  2. The CuO 2 antiferromagnetic insulator is transformed by hole-doping into an exotic quantum fluid usually referred to as the pseudogap (PG) phase. Its defining characteristic is a strong suppression of the electronic density-of-states D ( E ) for energies | E | < Δ * , where Δ * is the PG energy. Unanticipated broken-symmetry phases have been detected by a wide variety of techniques in the PG regime, most significantly a finite- Q density-wave (DW) state and a Q = 0 nematic (NE) state. Sublattice-phase-resolved imaging of electronic structure allows the doping and energy dependence of these distinct broken-symmetry states to be visualized simultaneously. Using this approach, we show that even though their reported ordering temperatures T DW and T NE are unrelated to each other, both the DW and NE states always exhibit their maximum spectral intensity at the same energy, and using independent measurements that this is the PG energy Δ * . Moreover, no new energy-gap opening coincides with the appearance of the DW state (which should theoretically open an energy gap on the Fermi surface), while the observed PG opening coincides with the appearance of the NE state (which should theoretically be incapable of openingmore »a Fermi-surface gap). We demonstrate how this perplexing phenomenology of thermal transitions and energy-gap opening at the breaking of two highly distinct symmetries may be understood as the natural consequence of a vestigial nematic state within the pseudogap phase of Bi 2 Sr 2 CaCu 2 O 8 .« less
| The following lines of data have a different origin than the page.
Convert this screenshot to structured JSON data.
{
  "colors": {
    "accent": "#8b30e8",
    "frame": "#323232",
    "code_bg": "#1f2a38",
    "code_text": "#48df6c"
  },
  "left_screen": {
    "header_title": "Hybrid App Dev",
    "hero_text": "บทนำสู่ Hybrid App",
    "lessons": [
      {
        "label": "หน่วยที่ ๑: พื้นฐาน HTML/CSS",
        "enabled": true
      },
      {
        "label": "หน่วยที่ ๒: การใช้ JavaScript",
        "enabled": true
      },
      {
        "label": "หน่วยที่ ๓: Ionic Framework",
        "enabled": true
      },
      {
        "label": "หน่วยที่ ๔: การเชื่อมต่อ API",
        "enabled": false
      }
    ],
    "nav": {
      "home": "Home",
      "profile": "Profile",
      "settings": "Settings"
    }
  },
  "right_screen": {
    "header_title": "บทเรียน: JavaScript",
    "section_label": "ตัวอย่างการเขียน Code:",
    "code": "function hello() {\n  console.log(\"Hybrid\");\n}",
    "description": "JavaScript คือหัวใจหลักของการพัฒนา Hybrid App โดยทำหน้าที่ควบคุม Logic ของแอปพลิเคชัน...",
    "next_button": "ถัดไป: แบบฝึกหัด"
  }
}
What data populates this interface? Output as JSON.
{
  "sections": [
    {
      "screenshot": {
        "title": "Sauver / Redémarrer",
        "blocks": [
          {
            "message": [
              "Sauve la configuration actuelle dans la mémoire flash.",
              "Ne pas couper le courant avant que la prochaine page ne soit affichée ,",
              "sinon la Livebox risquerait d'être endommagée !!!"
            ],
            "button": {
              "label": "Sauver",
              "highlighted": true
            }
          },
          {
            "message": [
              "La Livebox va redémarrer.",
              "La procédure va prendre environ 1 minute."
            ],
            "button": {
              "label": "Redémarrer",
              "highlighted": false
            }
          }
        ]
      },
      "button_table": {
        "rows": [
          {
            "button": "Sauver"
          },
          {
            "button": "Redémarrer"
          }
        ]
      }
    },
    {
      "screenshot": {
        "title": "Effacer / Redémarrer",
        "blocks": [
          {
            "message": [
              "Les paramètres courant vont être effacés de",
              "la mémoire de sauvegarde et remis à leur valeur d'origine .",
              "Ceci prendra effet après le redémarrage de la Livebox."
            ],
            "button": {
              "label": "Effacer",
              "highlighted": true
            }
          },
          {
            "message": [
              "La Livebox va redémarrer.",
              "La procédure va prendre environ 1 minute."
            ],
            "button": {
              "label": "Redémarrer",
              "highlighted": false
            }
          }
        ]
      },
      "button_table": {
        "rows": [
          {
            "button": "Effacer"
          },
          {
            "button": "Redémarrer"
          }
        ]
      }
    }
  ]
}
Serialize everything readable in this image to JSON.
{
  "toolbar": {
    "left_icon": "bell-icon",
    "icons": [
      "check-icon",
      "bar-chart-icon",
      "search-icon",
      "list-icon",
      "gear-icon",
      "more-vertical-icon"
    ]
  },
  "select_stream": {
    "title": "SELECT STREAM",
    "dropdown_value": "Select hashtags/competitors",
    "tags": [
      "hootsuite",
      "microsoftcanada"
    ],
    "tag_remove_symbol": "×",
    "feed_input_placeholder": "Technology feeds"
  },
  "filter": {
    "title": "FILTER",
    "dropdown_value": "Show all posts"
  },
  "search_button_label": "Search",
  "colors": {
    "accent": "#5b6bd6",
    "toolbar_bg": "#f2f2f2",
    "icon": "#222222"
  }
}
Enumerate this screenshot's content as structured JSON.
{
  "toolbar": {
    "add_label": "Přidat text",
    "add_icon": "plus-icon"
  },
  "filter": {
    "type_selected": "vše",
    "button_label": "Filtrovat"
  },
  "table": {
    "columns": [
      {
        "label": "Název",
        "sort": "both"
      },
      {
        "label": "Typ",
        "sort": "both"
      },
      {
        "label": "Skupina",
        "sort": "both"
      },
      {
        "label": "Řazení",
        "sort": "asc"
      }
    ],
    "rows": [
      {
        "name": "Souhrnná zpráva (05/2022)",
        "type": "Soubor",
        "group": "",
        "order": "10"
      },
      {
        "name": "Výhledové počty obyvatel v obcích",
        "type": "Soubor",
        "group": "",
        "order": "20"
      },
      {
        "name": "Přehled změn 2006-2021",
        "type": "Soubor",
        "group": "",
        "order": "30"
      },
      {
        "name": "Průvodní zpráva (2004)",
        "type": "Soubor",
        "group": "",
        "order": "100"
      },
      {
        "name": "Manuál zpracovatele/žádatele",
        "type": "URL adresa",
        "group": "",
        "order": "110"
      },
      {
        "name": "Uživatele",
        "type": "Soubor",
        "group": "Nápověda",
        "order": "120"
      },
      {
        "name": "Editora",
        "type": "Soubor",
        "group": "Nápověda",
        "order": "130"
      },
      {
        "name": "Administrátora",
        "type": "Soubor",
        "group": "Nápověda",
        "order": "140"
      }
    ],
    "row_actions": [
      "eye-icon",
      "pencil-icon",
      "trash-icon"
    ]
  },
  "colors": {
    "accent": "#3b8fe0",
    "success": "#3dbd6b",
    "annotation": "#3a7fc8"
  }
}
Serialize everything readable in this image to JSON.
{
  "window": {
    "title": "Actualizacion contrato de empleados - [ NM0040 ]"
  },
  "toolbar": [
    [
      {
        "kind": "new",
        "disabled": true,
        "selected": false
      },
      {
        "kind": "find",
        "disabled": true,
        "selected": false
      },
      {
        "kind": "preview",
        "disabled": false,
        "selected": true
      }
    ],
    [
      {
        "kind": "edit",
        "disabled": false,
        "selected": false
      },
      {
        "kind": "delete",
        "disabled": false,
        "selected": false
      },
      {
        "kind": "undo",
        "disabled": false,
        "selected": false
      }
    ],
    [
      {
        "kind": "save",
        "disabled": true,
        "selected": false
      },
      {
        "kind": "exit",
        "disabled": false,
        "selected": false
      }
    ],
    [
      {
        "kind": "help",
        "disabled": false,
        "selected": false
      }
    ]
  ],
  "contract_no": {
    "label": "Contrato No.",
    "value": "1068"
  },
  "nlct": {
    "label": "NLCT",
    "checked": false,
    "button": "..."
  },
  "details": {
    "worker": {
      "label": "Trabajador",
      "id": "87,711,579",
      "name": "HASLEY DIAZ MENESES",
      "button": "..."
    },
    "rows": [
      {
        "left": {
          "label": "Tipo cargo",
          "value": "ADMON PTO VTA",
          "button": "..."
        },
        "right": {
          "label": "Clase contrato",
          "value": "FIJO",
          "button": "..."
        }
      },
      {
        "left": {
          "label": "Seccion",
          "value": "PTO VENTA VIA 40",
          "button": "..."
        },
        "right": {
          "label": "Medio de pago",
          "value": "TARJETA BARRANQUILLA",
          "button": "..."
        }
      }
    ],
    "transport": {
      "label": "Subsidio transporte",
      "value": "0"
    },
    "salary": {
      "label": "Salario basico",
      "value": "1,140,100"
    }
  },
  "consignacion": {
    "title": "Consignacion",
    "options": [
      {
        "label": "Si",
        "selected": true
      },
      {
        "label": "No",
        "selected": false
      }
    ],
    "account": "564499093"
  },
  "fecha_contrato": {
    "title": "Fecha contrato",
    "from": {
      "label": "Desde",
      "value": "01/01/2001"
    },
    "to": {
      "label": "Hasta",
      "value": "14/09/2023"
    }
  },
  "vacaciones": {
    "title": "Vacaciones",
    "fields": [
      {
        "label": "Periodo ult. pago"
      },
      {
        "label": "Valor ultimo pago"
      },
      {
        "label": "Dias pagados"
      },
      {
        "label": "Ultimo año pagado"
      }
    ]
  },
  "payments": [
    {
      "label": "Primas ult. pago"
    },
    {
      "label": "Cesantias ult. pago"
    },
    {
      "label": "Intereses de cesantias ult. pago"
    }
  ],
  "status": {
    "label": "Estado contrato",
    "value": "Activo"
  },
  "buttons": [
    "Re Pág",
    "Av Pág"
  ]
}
  3. Although crystals of strongly correlated metals exhibit a diverse set of electronic ground states, few approaches exist for spatially modulating their properties. In this study, we demonstrate disorder-free control, on the micrometer scale, over the superconducting state in samples of the heavy-fermion superconductor CeIrIn 5 . We pattern crystals by focused ion beam milling to tailor the boundary conditions for the elastic deformation upon thermal contraction during cooling. The resulting nonuniform strain fields induce complex patterns of superconductivity, owing to the strong dependence of the transition temperature on the strength and direction of strain. These results showcase a generic approach to manipulating electronic order on micrometer length scales in strongly correlated matter without compromising the cleanliness, stoichiometry, or mean free path.